> [TASK PROMPT] Would you write out the entries that follow word for word, omitting any images?
** Opening EXCERPTED DATA block **
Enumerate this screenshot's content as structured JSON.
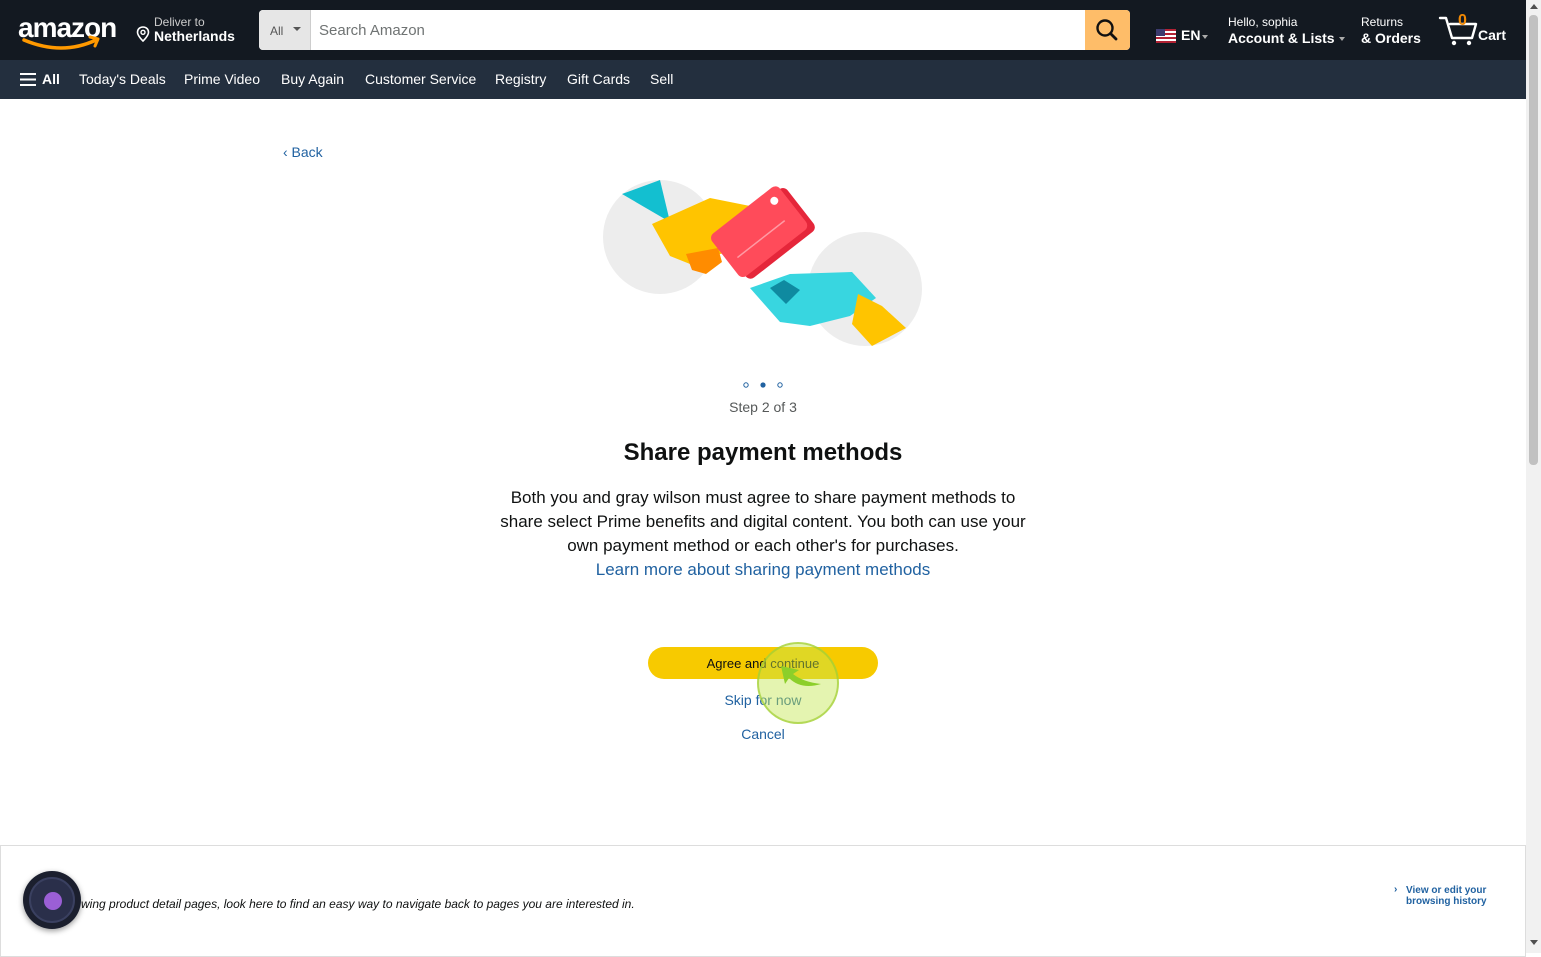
{
  "header": {
    "logo": "amazon",
    "deliver": {
      "line1": "Deliver to",
      "line2": "Netherlands"
    },
    "search": {
      "category": "All",
      "placeholder": "Search Amazon"
    },
    "language": "EN",
    "account": {
      "line1": "Hello, sophia",
      "line2": "Account & Lists"
    },
    "orders": {
      "line1": "Returns",
      "line2": "& Orders"
    },
    "cart": {
      "count": "0",
      "label": "Cart"
    }
  },
  "nav": {
    "all": "All",
    "items": [
      "Today's Deals",
      "Prime Video",
      "Buy Again",
      "Customer Service",
      "Registry",
      "Gift Cards",
      "Sell"
    ]
  },
  "main": {
    "back": "‹ Back",
    "step": "Step 2 of 3",
    "title": "Share payment methods",
    "description": "Both you and gray wilson must agree to share payment methods to share select Prime benefits and digital content. You both can use your own payment method or each other's for purchases.",
    "learn_more": "Learn more about sharing payment methods",
    "agree_button": "Agree and continue",
    "skip": "Skip for now",
    "cancel": "Cancel"
  },
  "footer": {
    "browsing_text": "wing product detail pages, look here to find an easy way to navigate back to pages you are interested in.",
    "view_history": "View or edit your browsing history"
  },
  "colors": {
    "topbar": "#131921",
    "navbar": "#232f3e",
    "search_button": "#febd69",
    "primary_button": "#f7ca00",
    "link": "#2162a1",
    "cart_count": "#f08804"
  }
}
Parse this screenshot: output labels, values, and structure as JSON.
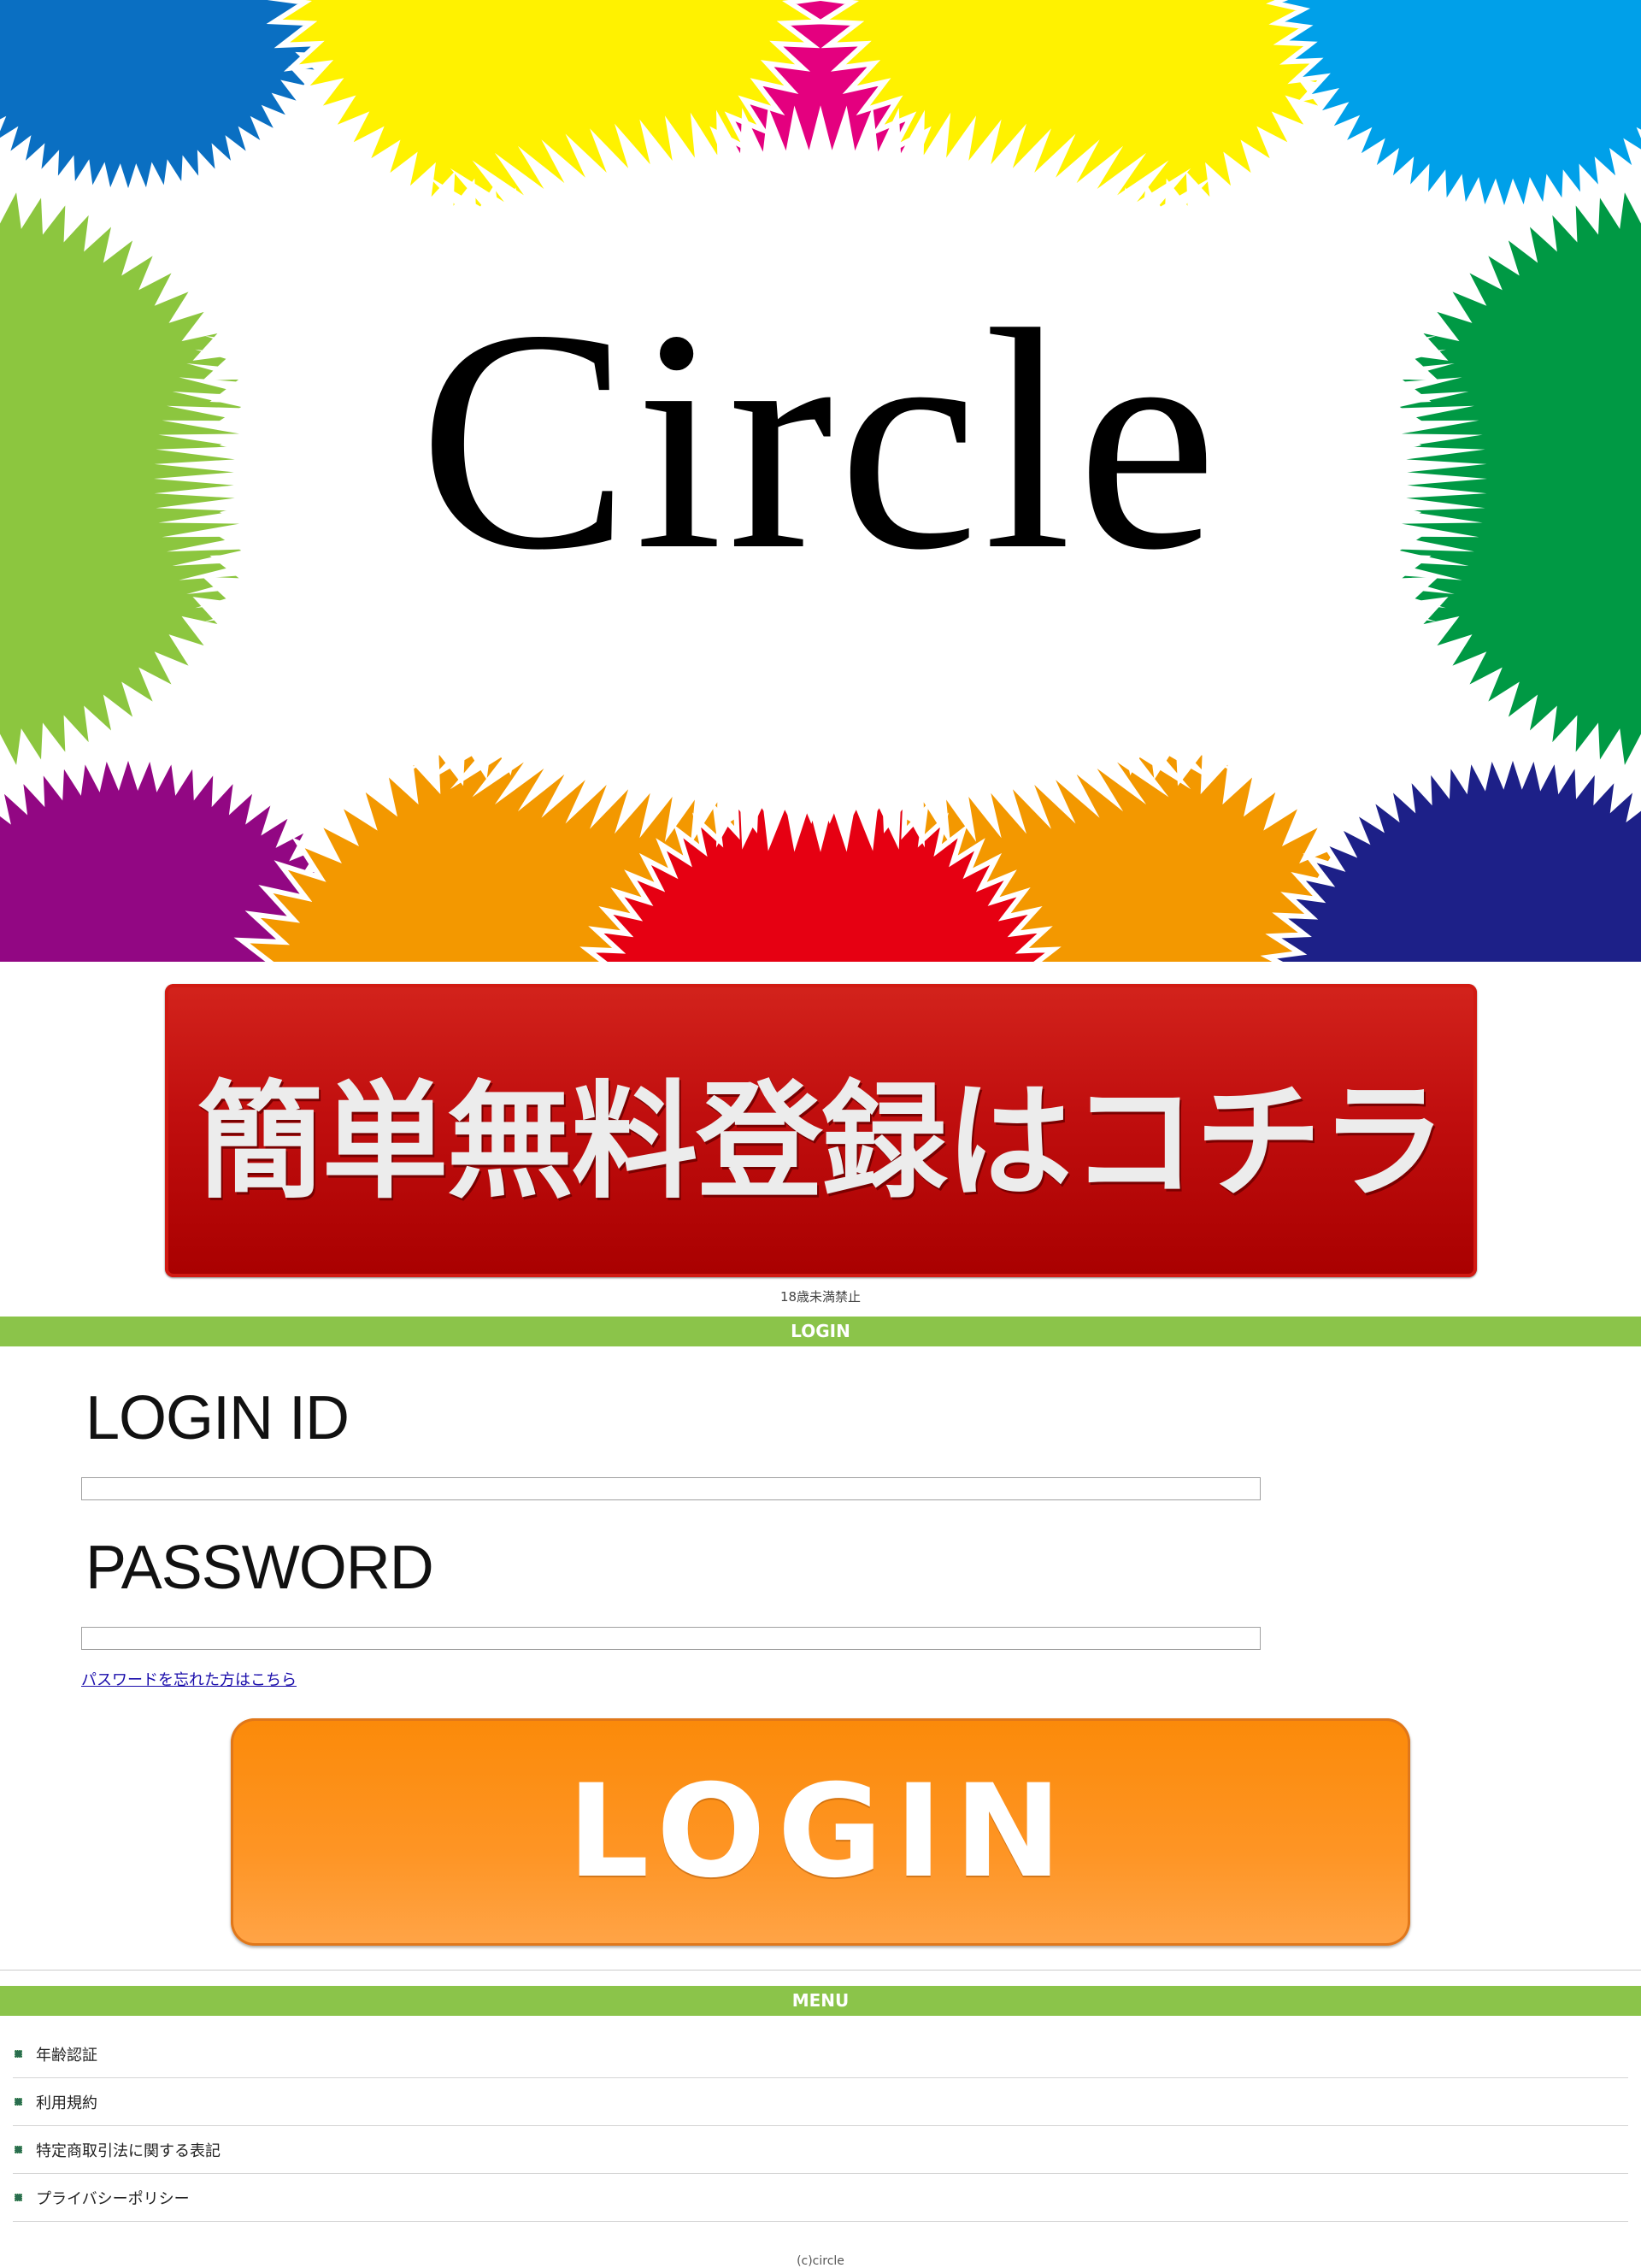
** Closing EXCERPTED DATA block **
> [EXERCISE SOLUTION]
Enumerate this screenshot's content as structured JSON.
{
  "header": {
    "logo": "amazon",
    "deliver": {
      "line1": "Deliver to",
      "line2": "Netherlands"
    },
    "search": {
      "category": "All",
      "placeholder": "Search Amazon"
    },
    "language": "EN",
    "account": {
      "line1": "Hello, sophia",
      "line2": "Account & Lists"
    },
    "orders": {
      "line1": "Returns",
      "line2": "& Orders"
    },
    "cart": {
      "count": "0",
      "label": "Cart"
    }
  },
  "nav": {
    "all": "All",
    "items": [
      "Today's Deals",
      "Prime Video",
      "Buy Again",
      "Customer Service",
      "Registry",
      "Gift Cards",
      "Sell"
    ]
  },
  "main": {
    "back": "‹ Back",
    "step": "Step 2 of 3",
    "title": "Share payment methods",
    "description": "Both you and gray wilson must agree to share payment methods to share select Prime benefits and digital content. You both can use your own payment method or each other's for purchases.",
    "learn_more": "Learn more about sharing payment methods",
    "agree_button": "Agree and continue",
    "skip": "Skip for now",
    "cancel": "Cancel"
  },
  "footer": {
    "browsing_text": "wing product detail pages, look here to find an easy way to navigate back to pages you are interested in.",
    "view_history": "View or edit your browsing history"
  },
  "colors": {
    "topbar": "#131921",
    "navbar": "#232f3e",
    "search_button": "#febd69",
    "primary_button": "#f7ca00",
    "link": "#2162a1",
    "cart_count": "#f08804"
  }
}
Parse this screenshot: output labels, values, and structure as JSON.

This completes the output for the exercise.